- DATASET CONTENT -
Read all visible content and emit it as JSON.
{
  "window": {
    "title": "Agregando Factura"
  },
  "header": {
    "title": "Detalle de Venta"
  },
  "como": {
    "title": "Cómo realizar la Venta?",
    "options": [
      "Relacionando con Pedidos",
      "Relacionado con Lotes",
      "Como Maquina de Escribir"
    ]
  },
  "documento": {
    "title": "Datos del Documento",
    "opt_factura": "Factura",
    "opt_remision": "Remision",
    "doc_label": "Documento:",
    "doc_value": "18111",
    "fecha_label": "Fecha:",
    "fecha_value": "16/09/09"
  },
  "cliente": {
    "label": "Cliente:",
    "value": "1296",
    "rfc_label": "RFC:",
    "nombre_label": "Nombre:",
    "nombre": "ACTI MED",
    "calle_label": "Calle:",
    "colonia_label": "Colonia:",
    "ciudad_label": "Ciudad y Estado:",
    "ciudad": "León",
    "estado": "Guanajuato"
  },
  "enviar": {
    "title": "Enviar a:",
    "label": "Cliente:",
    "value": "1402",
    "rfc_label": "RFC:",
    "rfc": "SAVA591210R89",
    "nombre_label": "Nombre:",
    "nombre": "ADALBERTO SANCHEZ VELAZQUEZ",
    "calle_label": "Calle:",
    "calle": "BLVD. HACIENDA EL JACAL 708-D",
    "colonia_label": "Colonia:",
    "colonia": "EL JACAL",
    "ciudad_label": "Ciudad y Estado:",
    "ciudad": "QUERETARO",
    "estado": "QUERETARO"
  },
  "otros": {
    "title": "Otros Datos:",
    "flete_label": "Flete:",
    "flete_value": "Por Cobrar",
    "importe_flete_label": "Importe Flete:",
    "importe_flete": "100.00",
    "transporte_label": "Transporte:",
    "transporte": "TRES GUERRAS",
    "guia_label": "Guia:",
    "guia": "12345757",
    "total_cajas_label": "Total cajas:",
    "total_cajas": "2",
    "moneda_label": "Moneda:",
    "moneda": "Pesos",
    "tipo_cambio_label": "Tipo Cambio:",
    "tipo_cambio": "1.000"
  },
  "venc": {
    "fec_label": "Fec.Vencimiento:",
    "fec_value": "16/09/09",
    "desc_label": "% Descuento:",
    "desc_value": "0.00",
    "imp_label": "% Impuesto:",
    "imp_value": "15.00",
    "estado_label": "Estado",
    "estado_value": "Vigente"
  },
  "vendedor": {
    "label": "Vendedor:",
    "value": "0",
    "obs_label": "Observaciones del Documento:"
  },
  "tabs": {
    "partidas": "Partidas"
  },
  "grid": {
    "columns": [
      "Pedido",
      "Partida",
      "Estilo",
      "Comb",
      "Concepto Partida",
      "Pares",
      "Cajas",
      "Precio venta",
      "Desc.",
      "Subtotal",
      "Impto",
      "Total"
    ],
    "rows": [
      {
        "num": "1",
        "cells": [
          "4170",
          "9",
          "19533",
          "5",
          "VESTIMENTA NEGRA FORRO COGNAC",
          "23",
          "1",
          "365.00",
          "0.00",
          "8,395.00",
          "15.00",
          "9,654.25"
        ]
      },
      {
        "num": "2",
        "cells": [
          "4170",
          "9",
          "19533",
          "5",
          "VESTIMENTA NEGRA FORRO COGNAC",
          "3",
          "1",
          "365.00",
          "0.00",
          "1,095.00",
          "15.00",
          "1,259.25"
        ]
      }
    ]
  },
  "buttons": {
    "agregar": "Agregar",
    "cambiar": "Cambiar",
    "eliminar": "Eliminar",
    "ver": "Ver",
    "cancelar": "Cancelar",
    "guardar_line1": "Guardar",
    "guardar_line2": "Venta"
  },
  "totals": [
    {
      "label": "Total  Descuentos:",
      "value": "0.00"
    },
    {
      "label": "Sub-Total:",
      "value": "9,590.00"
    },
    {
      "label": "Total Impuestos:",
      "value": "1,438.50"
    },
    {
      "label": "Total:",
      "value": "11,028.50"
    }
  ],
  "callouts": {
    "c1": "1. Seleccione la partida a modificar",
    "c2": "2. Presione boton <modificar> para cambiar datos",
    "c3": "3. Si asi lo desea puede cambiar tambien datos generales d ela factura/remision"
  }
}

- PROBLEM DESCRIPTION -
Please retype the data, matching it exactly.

- YOUR RESPONSE -
Read all visible content and emit it as JSON.
{
  "window": {
    "title": "Agregando Factura"
  },
  "header": {
    "title": "Detalle de Venta"
  },
  "como": {
    "title": "Cómo realizar la Venta?",
    "options": [
      "Relacionando con Pedidos",
      "Relacionado con Lotes",
      "Como Maquina de Escribir"
    ]
  },
  "documento": {
    "title": "Datos del Documento",
    "opt_factura": "Factura",
    "opt_remision": "Remision",
    "doc_label": "Documento:",
    "doc_value": "18111",
    "fecha_label": "Fecha:",
    "fecha_value": "16/09/09"
  },
  "cliente": {
    "label": "Cliente:",
    "value": "1296",
    "rfc_label": "RFC:",
    "nombre_label": "Nombre:",
    "nombre": "ACTI MED",
    "calle_label": "Calle:",
    "colonia_label": "Colonia:",
    "ciudad_label": "Ciudad y Estado:",
    "ciudad": "León",
    "estado": "Guanajuato"
  },
  "enviar": {
    "title": "Enviar a:",
    "label": "Cliente:",
    "value": "1402",
    "rfc_label": "RFC:",
    "rfc": "SAVA591210R89",
    "nombre_label": "Nombre:",
    "nombre": "ADALBERTO SANCHEZ VELAZQUEZ",
    "calle_label": "Calle:",
    "calle": "BLVD. HACIENDA EL JACAL 708-D",
    "colonia_label": "Colonia:",
    "colonia": "EL JACAL",
    "ciudad_label": "Ciudad y Estado:",
    "ciudad": "QUERETARO",
    "estado": "QUERETARO"
  },
  "otros": {
    "title": "Otros Datos:",
    "flete_label": "Flete:",
    "flete_value": "Por Cobrar",
    "importe_flete_label": "Importe Flete:",
    "importe_flete": "100.00",
    "transporte_label": "Transporte:",
    "transporte": "TRES GUERRAS",
    "guia_label": "Guia:",
    "guia": "12345757",
    "total_cajas_label": "Total cajas:",
    "total_cajas": "2",
    "moneda_label": "Moneda:",
    "moneda": "Pesos",
    "tipo_cambio_label": "Tipo Cambio:",
    "tipo_cambio": "1.000"
  },
  "venc": {
    "fec_label": "Fec.Vencimiento:",
    "fec_value": "16/09/09",
    "desc_label": "% Descuento:",
    "desc_value": "0.00",
    "imp_label": "% Impuesto:",
    "imp_value": "15.00",
    "estado_label": "Estado",
    "estado_value": "Vigente"
  },
  "vendedor": {
    "label": "Vendedor:",
    "value": "0",
    "obs_label": "Observaciones del Documento:"
  },
  "tabs": {
    "partidas": "Partidas"
  },
  "grid": {
    "columns": [
      "Pedido",
      "Partida",
      "Estilo",
      "Comb",
      "Concepto Partida",
      "Pares",
      "Cajas",
      "Precio venta",
      "Desc.",
      "Subtotal",
      "Impto",
      "Total"
    ],
    "rows": [
      {
        "num": "1",
        "cells": [
          "4170",
          "9",
          "19533",
          "5",
          "VESTIMENTA NEGRA FORRO COGNAC",
          "23",
          "1",
          "365.00",
          "0.00",
          "8,395.00",
          "15.00",
          "9,654.25"
        ]
      },
      {
        "num": "2",
        "cells": [
          "4170",
          "9",
          "19533",
          "5",
          "VESTIMENTA NEGRA FORRO COGNAC",
          "3",
          "1",
          "365.00",
          "0.00",
          "1,095.00",
          "15.00",
          "1,259.25"
        ]
      }
    ]
  },
  "buttons": {
    "agregar": "Agregar",
    "cambiar": "Cambiar",
    "eliminar": "Eliminar",
    "ver": "Ver",
    "cancelar": "Cancelar",
    "guardar_line1": "Guardar",
    "guardar_line2": "Venta"
  },
  "totals": [
    {
      "label": "Total  Descuentos:",
      "value": "0.00"
    },
    {
      "label": "Sub-Total:",
      "value": "9,590.00"
    },
    {
      "label": "Total Impuestos:",
      "value": "1,438.50"
    },
    {
      "label": "Total:",
      "value": "11,028.50"
    }
  ],
  "callouts": {
    "c1": "1. Seleccione la partida a modificar",
    "c2": "2. Presione boton <modificar> para cambiar datos",
    "c3": "3. Si asi lo desea puede cambiar tambien datos generales d ela factura/remision"
  }
}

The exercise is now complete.